The brain and gut are strongly connected. Your intestines contain more than 100 million nerve cells, almost as many as your spinal cord, which is why scientists call the large intestine the “second” brain. In fact, when it comes to understanding human behavior and development, the digestive system may serve a far more significant role than we previously thought.

 

How is the Gut Connected to the Brain?

The human gastrointestinal tract is lined with more than 100 million neurons. This dense concentration of nerve cells, known as the enteric nervous system (ENS), can operate independently of the brain and spinal cord. The ENS regulates digestive motility and secretions and communicates with the central nervous system (CNS) through the vagus nerve, enteric plexuses and blood-borne signaling molecules.

The ENS is often referred to as the ‘brain in the gut’ because it can function independently of the CNS. In fact, many reflexes that regulate digestion are mediated by local circuits within the ENS. For example, when you eat something too hot, your gut sensors signal stomach wall muscles to expel the food before it burns you.

The ENS also coordinates complex digestive processes, such as peristalsis (i.e., the wavelike muscle contractions that push food through the gastrointestinal tract) and nutrient absorption. In addition, it regulates blood flow and fluid secretions in the gut and plays a role in immune function.

Together, the ENS and CNS coordinate digestion through a complex network of signals, hormones and neurotransmitters. The gut-brain connection is crucial for maintaining digestive health and overall well-being.

 

How Does the Gut Communicate with the Brain?

  • The gut produces about 95% of the body’s supply of serotonin, a neurotransmitter that plays an essential role in mood, sleep regulation and appetite control. If you have poor gut health due to intestinal inflammation or bacterial imbalances, you can develop depression and other mental disorders as a result.
  • The vagus nerve, which runs from the brain to the abdomen, is responsible for carrying information between the two organs. If your gut is in distress, you can experience anxiety, headaches and other physical symptoms.
  • Your gut bacteria also communicate with your brain by producing metabolites that influence mood and behavior. So, an unhealthy gut can significantly impact your brain, potentially leading to mental health problems such as depression and anxiety.

Your gut communicates regularly with your brain and affects many aspects of human behavior and development.

 

Keeping Your Gut Healthy

It is essential to maintain a healthy gut for overall health and well-being. This is because your gut communicates regularly with your brain through a series of signals carried by the vagus nerve.
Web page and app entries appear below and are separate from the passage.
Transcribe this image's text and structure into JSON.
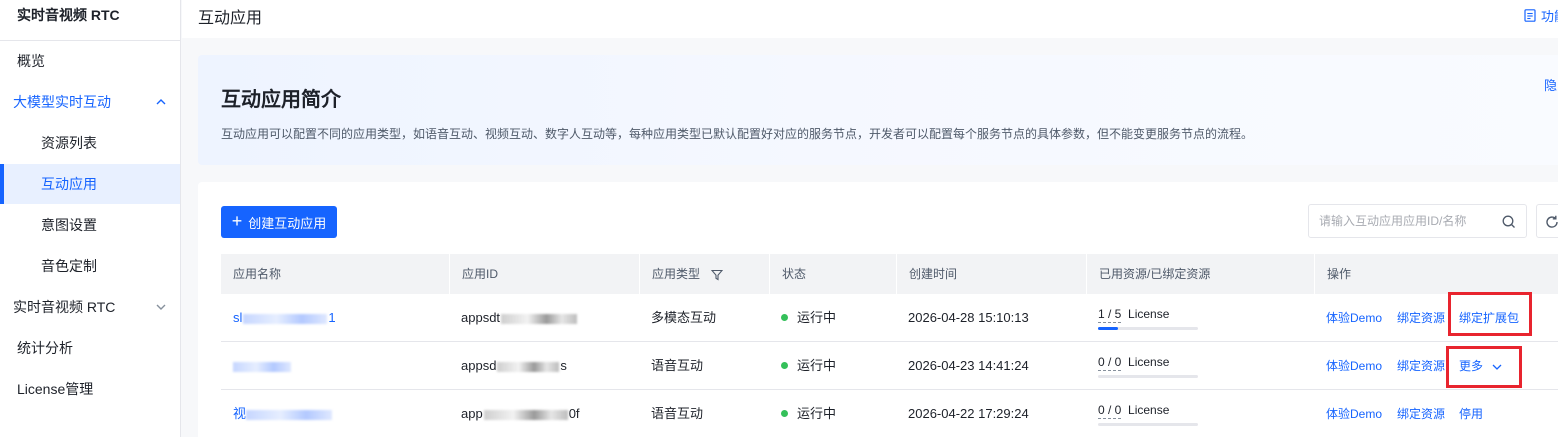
{
  "sidebar": {
    "title": "实时音视频 RTC",
    "items": [
      {
        "label": "概览"
      },
      {
        "label": "大模型实时互动"
      },
      {
        "label": "资源列表"
      },
      {
        "label": "互动应用"
      },
      {
        "label": "意图设置"
      },
      {
        "label": "音色定制"
      },
      {
        "label": "实时音视频 RTC"
      },
      {
        "label": "统计分析"
      },
      {
        "label": "License管理"
      }
    ]
  },
  "header": {
    "title": "互动应用",
    "doc_link": "功能"
  },
  "intro": {
    "title": "互动应用简介",
    "description": "互动应用可以配置不同的应用类型，如语音互动、视频互动、数字人互动等，每种应用类型已默认配置好对应的服务节点，开发者可以配置每个服务节点的具体参数，但不能变更服务节点的流程。",
    "hide": "隐"
  },
  "toolbar": {
    "create_label": "创建互动应用",
    "search_placeholder": "请输入互动应用应用ID/名称"
  },
  "table": {
    "columns": [
      "应用名称",
      "应用ID",
      "应用类型",
      "状态",
      "创建时间",
      "已用资源/已绑定资源",
      "操作"
    ],
    "rows": [
      {
        "name_prefix": "sl",
        "name_suffix": "1",
        "id_prefix": "appsdt",
        "id_suffix": "",
        "type": "多模态互动",
        "status": "运行中",
        "created": "2026-04-28 15:10:13",
        "usage_count": "1 / 5",
        "usage_unit": "License",
        "usage_fraction": 0.2,
        "ops": [
          "体验Demo",
          "绑定资源",
          "绑定扩展包"
        ]
      },
      {
        "name_prefix": "",
        "name_suffix": "",
        "id_prefix": "appsd",
        "id_suffix": "s",
        "type": "语音互动",
        "status": "运行中",
        "created": "2026-04-23 14:41:24",
        "usage_count": "0 / 0",
        "usage_unit": "License",
        "usage_fraction": 0,
        "ops": [
          "体验Demo",
          "绑定资源",
          "更多"
        ]
      },
      {
        "name_prefix": "视",
        "name_suffix": "",
        "id_prefix": "app",
        "id_suffix": "0f",
        "type": "语音互动",
        "status": "运行中",
        "created": "2026-04-22 17:29:24",
        "usage_count": "0 / 0",
        "usage_unit": "License",
        "usage_fraction": 0,
        "ops": [
          "体验Demo",
          "绑定资源",
          "停用"
        ]
      }
    ]
  },
  "colors": {
    "primary": "#1664ff",
    "running": "#34c05a",
    "highlight": "#e8242e"
  }
}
This communication between your gut and brain can have a major impact on how you feel both mentally and physically.

You can do several things to keep your gut healthy and ensure that this communication functions correctly. Start by eating a balanced diet that includes plenty of fiber, vitamins, minerals and probiotics. In addition, you should avoid foods high in sugar or processed ingredients as they can disrupt the delicate balance of bacteria in your gut.
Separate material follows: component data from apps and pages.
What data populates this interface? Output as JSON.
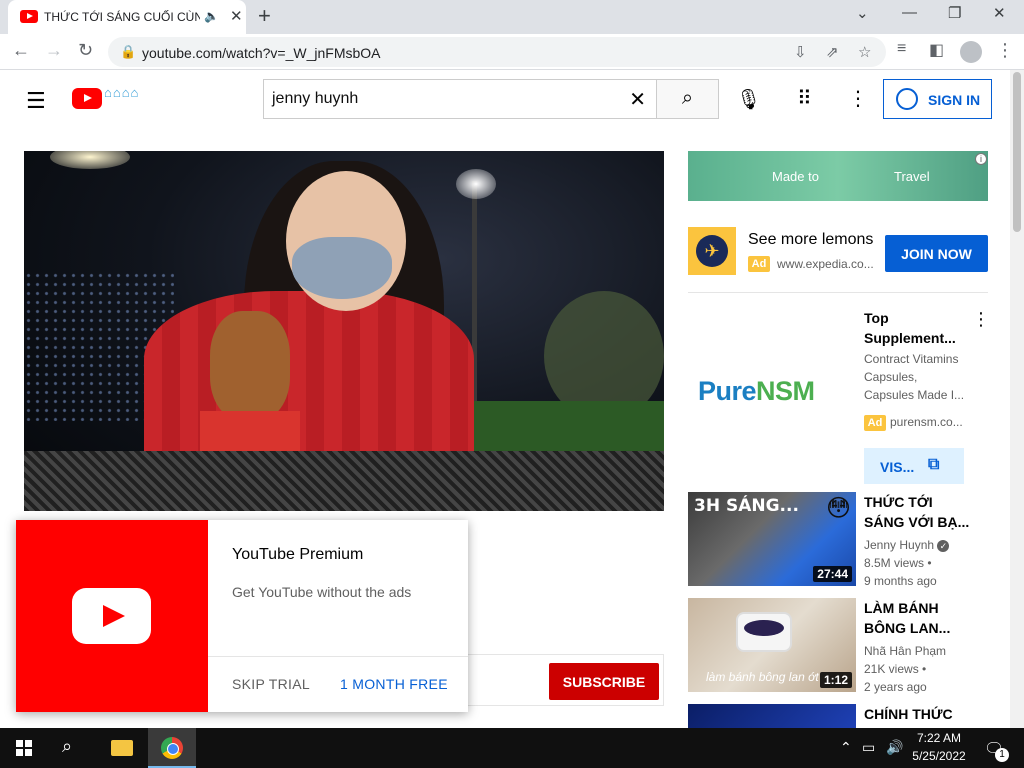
{
  "browser": {
    "tab_title": "THỨC TỚI SÁNG CUỐI CÙNG",
    "url": "youtube.com/watch?v=_W_jnFMsbOA"
  },
  "youtube": {
    "search_value": "jenny huynh",
    "sign_in_label": "SIGN IN"
  },
  "premium_popup": {
    "title": "YouTube Premium",
    "subtitle": "Get YouTube without the ads",
    "skip_label": "SKIP TRIAL",
    "free_label": "1 MONTH FREE"
  },
  "subscribe_label": "SUBSCRIBE",
  "sidebar": {
    "banner_ad": {
      "text_left": "Made to",
      "text_right": "Travel"
    },
    "expedia_ad": {
      "title": "See more lemons",
      "badge": "Ad",
      "url": "www.expedia.co...",
      "button_label": "JOIN NOW"
    },
    "pure_ad": {
      "logo_blue": "Pure",
      "logo_green": "NSM",
      "title_line1": "Top",
      "title_line2": "Supplement...",
      "desc_line1": "Contract Vitamins",
      "desc_line2": "Capsules,",
      "desc_line3": "Capsules Made I...",
      "badge": "Ad",
      "url": "purensm.co...",
      "button_label": "VIS..."
    },
    "videos": [
      {
        "title_line1": "THỨC TỚI",
        "title_line2": "SÁNG VỚI BẠ...",
        "channel": "Jenny Huynh",
        "views": "8.5M views •",
        "age": "9 months ago",
        "duration": "27:44",
        "thumb_text": "3H SÁNG..."
      },
      {
        "title_line1": "LÀM BÁNH",
        "title_line2": "BÔNG LAN...",
        "channel": "Nhã Hân Phạm",
        "views": "21K views •",
        "age": "2 years ago",
        "duration": "1:12",
        "thumb_text": "làm bánh bông lan ớt"
      },
      {
        "title_line1": "CHÍNH THỨC"
      }
    ]
  },
  "taskbar": {
    "time": "7:22 AM",
    "date": "5/25/2022",
    "notif_count": "1"
  },
  "colors": {
    "youtube_red": "#ff0000",
    "link_blue": "#065fd4",
    "subscribe_red": "#cc0000",
    "ad_yellow": "#fbc43e"
  }
}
Another key component of keeping your gut healthy is exercising regularly. Physical activity helps reduce inflammation in the body and can boost the activity of neurotransmitters and hormones needed for proper digestive function.

By keeping this relationship healthy through proper diet and healthful lifestyle choices, you can improve your mood, sleep better, reduce anxiety and depression and manage weight more effectively!

 

A Parting Reminder
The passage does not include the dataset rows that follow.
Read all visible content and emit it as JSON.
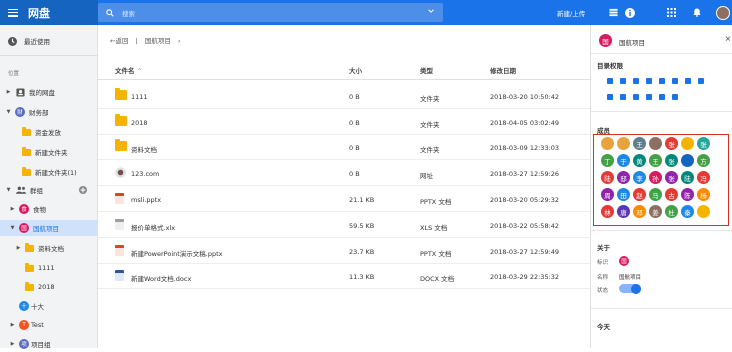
{
  "app": {
    "name": "网盘",
    "search_placeholder": "搜索",
    "new_upload": "新建/上传"
  },
  "colors": {
    "topbar": "#1a73e8",
    "accent": "#1a73e8",
    "folder": "#f4b400",
    "selection": "#cfe1fb",
    "highlight_box": "#d93025"
  },
  "sidebar": {
    "recent": "最近使用",
    "location_label": "位置",
    "my_drive": "我的网盘",
    "dept_avatar": "财",
    "dept": "财务部",
    "dept_folders": [
      "资金发放",
      "新建文件夹",
      "新建文件夹(1)"
    ],
    "groups": "群组",
    "g_shiwu_avatar": "食",
    "g_shiwu": "食物",
    "g_guohang_avatar": "国",
    "g_guohang": "国航项目",
    "sub_folders": [
      "资料文档",
      "1111",
      "2018"
    ],
    "g_shida_avatar": "十",
    "g_shida": "十大",
    "g_test_avatar": "T",
    "g_test": "Test",
    "g_xiangmu_avatar": "项",
    "g_xiangmu": "项目组"
  },
  "breadcrumb": {
    "back": "返回",
    "sep": "|",
    "current": "国航项目",
    "chevron": "›"
  },
  "table": {
    "headers": {
      "name": "文件名",
      "sort": "⌃",
      "size": "大小",
      "type": "类型",
      "date": "修改日期"
    },
    "rows": [
      {
        "name": "1111",
        "size": "0 B",
        "type": "文件夹",
        "date": "2018-03-20 10:50:42",
        "icon": "folder-icon"
      },
      {
        "name": "2018",
        "size": "0 B",
        "type": "文件夹",
        "date": "2018-04-05 03:02:49",
        "icon": "folder-icon"
      },
      {
        "name": "资料文档",
        "size": "0 B",
        "type": "文件夹",
        "date": "2018-03-09 12:33:03",
        "icon": "folder-icon"
      },
      {
        "name": "123.com",
        "size": "0 B",
        "type": "网址",
        "date": "2018-03-27 12:59:26",
        "icon": "link-icon"
      },
      {
        "name": "msli.pptx",
        "size": "21.1 KB",
        "type": "PPTX 文档",
        "date": "2018-03-20 05:29:32",
        "icon": "pptx-icon"
      },
      {
        "name": "报价单格式.xlx",
        "size": "59.5 KB",
        "type": "XLS 文档",
        "date": "2018-03-22 05:58:42",
        "icon": "xls-icon"
      },
      {
        "name": "新建PowerPoint演示文稿.pptx",
        "size": "23.7 KB",
        "type": "PPTX 文档",
        "date": "2018-03-27 12:59:49",
        "icon": "pptx-icon"
      },
      {
        "name": "新建Word文档.docx",
        "size": "11.3 KB",
        "type": "DOCX 文档",
        "date": "2018-03-29 22:35:32",
        "icon": "docx-icon"
      }
    ]
  },
  "panel": {
    "avatar": "国",
    "title": "国航项目",
    "close": "×",
    "perm_title": "目录权限",
    "perm_icons": [
      "view-icon",
      "share-icon",
      "copy-icon",
      "delete-icon",
      "rename-icon",
      "edit-icon",
      "download-icon",
      "upload-icon",
      "copy2-icon",
      "move-icon",
      "upload2-icon",
      "folder-icon",
      "link-icon",
      "check-icon"
    ],
    "members_title": "成员",
    "members": [
      {
        "t": "",
        "c": "#e8a33d"
      },
      {
        "t": "",
        "c": "#e8a33d"
      },
      {
        "t": "王",
        "c": "#607d8b"
      },
      {
        "t": "",
        "c": "#8d6e63"
      },
      {
        "t": "张",
        "c": "#e53935"
      },
      {
        "t": "",
        "c": "#f4b400"
      },
      {
        "t": "张",
        "c": "#26a69a"
      },
      {
        "t": "丁",
        "c": "#43a047"
      },
      {
        "t": "于",
        "c": "#1e88e5"
      },
      {
        "t": "黄",
        "c": "#00897b"
      },
      {
        "t": "王",
        "c": "#43a047"
      },
      {
        "t": "张",
        "c": "#00897b"
      },
      {
        "t": "",
        "c": "#1565c0"
      },
      {
        "t": "方",
        "c": "#43a047"
      },
      {
        "t": "陆",
        "c": "#e53935"
      },
      {
        "t": "邸",
        "c": "#8e24aa"
      },
      {
        "t": "李",
        "c": "#1e88e5"
      },
      {
        "t": "孙",
        "c": "#d81b60"
      },
      {
        "t": "张",
        "c": "#8e24aa"
      },
      {
        "t": "陆",
        "c": "#00897b"
      },
      {
        "t": "冯",
        "c": "#e53935"
      },
      {
        "t": "周",
        "c": "#8e24aa"
      },
      {
        "t": "田",
        "c": "#1e88e5"
      },
      {
        "t": "赵",
        "c": "#e53935"
      },
      {
        "t": "马",
        "c": "#43a047"
      },
      {
        "t": "古",
        "c": "#e53935"
      },
      {
        "t": "陈",
        "c": "#8e24aa"
      },
      {
        "t": "杨",
        "c": "#fb8c00"
      },
      {
        "t": "林",
        "c": "#e53935"
      },
      {
        "t": "唐",
        "c": "#5e35b1"
      },
      {
        "t": "邓",
        "c": "#fb8c00"
      },
      {
        "t": "姜",
        "c": "#8d6e63"
      },
      {
        "t": "杜",
        "c": "#43a047"
      },
      {
        "t": "秦",
        "c": "#1e88e5"
      },
      {
        "t": "",
        "c": "#f4b400"
      }
    ],
    "about_title": "关于",
    "label_id": "标识",
    "id_avatar": "国",
    "label_name": "名称",
    "name_value": "国航项目",
    "label_status": "状态",
    "today_title": "今天"
  }
}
While research is uncovering more about the link between gut health and mental health, there are some steps you can take to promote a healthy gut and ensure that this communication is functioning properly. Such steps include eating a diet rich in whole foods, avoiding processed foods with added chemicals and additives, getting regular exercise, managing stress levels and reducing overall inflammation in the body. With a bit of effort and dedication, you can ensure that your gut stays healthy and strong to enjoy good physical and mental well-being for years to come.

Drew B
Drew B